“Last June, state employees in charge of stopping water pollution were given updated marching orders on behalf of North Carolina’s new Republican governor and conservative lawmakers.

‘The General Assembly doesn’t like you,’ an official in the Department of Environment and Natural Resources told supervisors called to a drab meeting room here. ‘They cut your budget, but you didn’t get the message. And they cut your budget again, and you still didn’t get the message.’

From now on, regulators were told, they must focus on customer service, meaning issuing environmental permits for businesses as quickly as possible. Big changes are coming, the official said, according to three people in the meeting, two of whom took notes. ‘If you don’t like change, you’ll be gone.’”

Read the rest of Gabriel’s sobering story by clicking here.

Some seats still remain for tomorrow’s NC Policy watch Crucial Conversation luncheon: Duke’s Dan River coal ash disaster: What happened? How big is the problem? What’s next?

Featuring Amy Adams of the group Appalachian Voices and State Rep. Pricey Harrison

When: Thursday, February 27 at 12 noon – Box lunches will be available at 11:45 a.m.

Where: *(NOTE—NEW LOCATION)* The North Carolina Association of Educators Building, 700 S. Salisbury St. in Raleigh. This location feature on-site parking.

Space is limited – pre-registration required.

Click here to register

Questions?? Contact Rob Schofield at 919-861-2065 or rob@ncpolicywatch.com

Kay HaganAs part of announcing her candidacy for reelection yesterday, Senator Kay Hagan weighed in on the ongoing Duke Energy coal ash disaster that continues to unfold just a few miles down the road from her Greensboro home. You would have thought it would have been a moment on which the embattled Senator would have seized in order to pillory her Republican critics. Heck, it’s not that hard to envision a scenario in which she would have announced her campaign wearing waders in some Dan River muck!

Here’s what she said, instead, about the coal ash crisis as reported by WRAL.com:

“We’ve got to have oversight on the handling, the disposal and the storage of coal ash. When you think that just a broken pipe has caused this amount of leakage, and we know that we have 36 coal ash ponds in North Carolina, it is a serious issue, and we need to study it.”

I’m sorry, Senator. Did you say we need to study the matter? Study??!!

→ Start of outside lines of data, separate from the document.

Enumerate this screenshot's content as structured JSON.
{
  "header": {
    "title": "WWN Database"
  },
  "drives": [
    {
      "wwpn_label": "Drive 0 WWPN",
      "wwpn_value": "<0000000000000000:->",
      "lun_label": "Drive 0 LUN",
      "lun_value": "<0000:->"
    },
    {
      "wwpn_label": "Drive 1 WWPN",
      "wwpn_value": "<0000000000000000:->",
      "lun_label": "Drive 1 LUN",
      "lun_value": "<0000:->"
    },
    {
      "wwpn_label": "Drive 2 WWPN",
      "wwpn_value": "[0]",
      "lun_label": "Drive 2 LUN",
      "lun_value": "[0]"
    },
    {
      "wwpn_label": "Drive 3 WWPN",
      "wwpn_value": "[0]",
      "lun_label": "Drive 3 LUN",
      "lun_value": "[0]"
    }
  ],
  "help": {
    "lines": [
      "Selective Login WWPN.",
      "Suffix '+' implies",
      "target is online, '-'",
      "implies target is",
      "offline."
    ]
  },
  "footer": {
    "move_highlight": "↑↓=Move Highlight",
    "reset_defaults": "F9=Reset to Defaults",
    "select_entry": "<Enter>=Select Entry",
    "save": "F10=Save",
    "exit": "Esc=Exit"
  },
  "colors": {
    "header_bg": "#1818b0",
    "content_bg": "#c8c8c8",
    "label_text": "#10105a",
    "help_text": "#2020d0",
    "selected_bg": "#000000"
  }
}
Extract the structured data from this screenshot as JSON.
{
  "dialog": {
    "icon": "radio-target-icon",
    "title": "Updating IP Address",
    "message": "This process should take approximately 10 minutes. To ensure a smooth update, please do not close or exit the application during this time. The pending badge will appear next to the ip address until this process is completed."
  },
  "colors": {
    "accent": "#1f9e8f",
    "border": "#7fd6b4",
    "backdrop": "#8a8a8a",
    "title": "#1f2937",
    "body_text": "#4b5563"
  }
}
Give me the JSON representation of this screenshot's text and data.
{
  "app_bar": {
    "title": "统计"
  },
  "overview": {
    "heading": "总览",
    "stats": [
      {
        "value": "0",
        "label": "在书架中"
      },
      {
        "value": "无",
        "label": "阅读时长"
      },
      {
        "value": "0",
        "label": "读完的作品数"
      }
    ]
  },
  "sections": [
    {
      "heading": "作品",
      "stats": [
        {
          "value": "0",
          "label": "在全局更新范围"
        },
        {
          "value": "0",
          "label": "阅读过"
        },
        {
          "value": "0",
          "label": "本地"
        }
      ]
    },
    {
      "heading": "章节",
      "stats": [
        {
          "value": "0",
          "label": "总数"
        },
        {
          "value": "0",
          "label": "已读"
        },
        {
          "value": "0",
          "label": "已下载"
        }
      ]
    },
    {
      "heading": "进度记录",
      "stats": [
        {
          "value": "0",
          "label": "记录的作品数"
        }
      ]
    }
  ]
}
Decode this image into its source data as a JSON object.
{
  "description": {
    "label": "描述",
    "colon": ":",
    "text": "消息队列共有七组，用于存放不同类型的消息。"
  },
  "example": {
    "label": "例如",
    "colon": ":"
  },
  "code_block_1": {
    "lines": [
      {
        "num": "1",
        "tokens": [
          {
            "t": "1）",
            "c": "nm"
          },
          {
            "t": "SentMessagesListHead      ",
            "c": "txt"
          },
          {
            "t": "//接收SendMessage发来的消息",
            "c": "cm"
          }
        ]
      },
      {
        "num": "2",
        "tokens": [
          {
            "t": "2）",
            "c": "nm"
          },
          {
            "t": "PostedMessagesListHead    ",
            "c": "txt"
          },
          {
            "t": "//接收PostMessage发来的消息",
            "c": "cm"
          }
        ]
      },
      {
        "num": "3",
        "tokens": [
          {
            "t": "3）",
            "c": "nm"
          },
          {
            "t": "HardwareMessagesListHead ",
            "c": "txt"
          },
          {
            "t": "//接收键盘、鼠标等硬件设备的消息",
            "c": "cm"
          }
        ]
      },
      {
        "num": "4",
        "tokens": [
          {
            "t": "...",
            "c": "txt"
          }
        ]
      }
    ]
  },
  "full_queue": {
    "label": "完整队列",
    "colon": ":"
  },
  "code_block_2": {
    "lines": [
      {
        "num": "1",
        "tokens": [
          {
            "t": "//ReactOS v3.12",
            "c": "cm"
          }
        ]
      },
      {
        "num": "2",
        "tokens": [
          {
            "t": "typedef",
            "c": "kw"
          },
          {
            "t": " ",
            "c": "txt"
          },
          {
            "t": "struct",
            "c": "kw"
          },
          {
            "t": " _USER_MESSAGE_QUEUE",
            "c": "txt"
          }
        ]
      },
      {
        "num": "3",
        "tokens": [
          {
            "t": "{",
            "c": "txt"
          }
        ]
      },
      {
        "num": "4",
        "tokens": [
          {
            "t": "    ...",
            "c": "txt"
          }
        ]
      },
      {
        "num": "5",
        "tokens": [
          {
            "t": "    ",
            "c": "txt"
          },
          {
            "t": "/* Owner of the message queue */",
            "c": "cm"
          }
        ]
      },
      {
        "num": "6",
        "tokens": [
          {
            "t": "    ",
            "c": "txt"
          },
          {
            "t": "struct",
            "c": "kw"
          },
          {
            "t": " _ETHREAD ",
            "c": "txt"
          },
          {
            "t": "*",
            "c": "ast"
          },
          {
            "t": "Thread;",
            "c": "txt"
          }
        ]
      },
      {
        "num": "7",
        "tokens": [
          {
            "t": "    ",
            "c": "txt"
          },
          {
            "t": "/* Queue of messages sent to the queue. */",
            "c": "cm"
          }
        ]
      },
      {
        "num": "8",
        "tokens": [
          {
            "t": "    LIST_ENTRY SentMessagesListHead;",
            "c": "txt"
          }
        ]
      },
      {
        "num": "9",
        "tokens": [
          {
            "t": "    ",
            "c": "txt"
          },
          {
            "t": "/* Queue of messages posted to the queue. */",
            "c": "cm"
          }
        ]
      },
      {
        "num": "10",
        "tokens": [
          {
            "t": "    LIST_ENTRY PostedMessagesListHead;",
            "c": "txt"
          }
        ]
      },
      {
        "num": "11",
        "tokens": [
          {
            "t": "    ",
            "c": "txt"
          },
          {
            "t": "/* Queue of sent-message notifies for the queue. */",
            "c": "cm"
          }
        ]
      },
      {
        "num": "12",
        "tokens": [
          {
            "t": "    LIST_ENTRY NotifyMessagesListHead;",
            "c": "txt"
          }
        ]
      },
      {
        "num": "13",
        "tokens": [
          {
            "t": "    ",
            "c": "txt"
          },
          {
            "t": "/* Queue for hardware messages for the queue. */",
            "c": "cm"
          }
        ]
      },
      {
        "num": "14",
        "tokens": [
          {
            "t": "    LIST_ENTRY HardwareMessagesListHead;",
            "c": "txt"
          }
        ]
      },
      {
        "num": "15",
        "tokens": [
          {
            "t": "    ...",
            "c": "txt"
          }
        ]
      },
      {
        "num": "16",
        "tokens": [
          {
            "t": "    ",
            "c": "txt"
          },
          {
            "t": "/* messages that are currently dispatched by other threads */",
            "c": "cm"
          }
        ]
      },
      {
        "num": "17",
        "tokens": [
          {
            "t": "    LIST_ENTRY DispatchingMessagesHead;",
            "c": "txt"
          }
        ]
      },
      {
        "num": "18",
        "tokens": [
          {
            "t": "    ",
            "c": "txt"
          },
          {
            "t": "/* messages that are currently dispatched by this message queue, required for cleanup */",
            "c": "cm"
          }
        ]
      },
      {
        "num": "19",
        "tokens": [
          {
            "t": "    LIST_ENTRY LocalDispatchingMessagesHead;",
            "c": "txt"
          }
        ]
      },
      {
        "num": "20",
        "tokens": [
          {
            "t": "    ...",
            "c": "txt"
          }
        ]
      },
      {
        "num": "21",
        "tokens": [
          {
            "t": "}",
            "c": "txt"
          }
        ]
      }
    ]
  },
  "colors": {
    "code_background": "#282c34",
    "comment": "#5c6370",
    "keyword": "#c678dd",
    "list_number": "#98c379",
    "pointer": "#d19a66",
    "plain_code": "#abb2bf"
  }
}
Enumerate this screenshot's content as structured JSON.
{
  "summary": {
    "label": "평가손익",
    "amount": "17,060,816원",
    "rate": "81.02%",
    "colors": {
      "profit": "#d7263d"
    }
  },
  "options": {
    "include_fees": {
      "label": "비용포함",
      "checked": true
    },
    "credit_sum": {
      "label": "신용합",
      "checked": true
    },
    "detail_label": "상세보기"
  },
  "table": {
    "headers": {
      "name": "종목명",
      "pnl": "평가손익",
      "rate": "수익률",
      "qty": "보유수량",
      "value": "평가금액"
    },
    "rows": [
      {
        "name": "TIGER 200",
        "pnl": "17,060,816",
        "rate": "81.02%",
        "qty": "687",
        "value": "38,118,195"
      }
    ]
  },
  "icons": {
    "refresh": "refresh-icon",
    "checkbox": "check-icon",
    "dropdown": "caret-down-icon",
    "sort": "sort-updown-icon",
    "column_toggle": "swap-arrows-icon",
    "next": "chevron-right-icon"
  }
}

Earth to Kay Hagan: We know what to do about this problem. It’s already being done in South Carolina for Pete’s sake!  North Carolina doesn’t need more study; it needs immediate action and leadership from public officials who care more about the people and environment of the state than the big money campaign contributions of Duke Energy.

One would have thought that a veteran politician like Senator Hagan — someone who’s been in public office for 15 years — would have at least grasped the politics of the current situation (even if the science and policy matters escaped her). Unfortunately (and quite amazingly), this does not appear to be the case.

Pat McCrory 4Northeast North Carolina’s paper of record, the Virginian-Pilot, is calling on federal investigators to ask Gov. McCrory directly what he knew, when he knew it and what he did about the Duke coal ash disaster:

“DENR Secretary John Skvarla briefed McCrory – who worked for Duke Energy for nearly 30 years and owns stock in the company – about those lawsuits.

Skvarla testified before lawmakers that McCrory told him two things: ‘He said protect the environment, and do the right thing.’

Instead, Skvarla negotiated a $99,111 settlement with the $50 billion company. Read More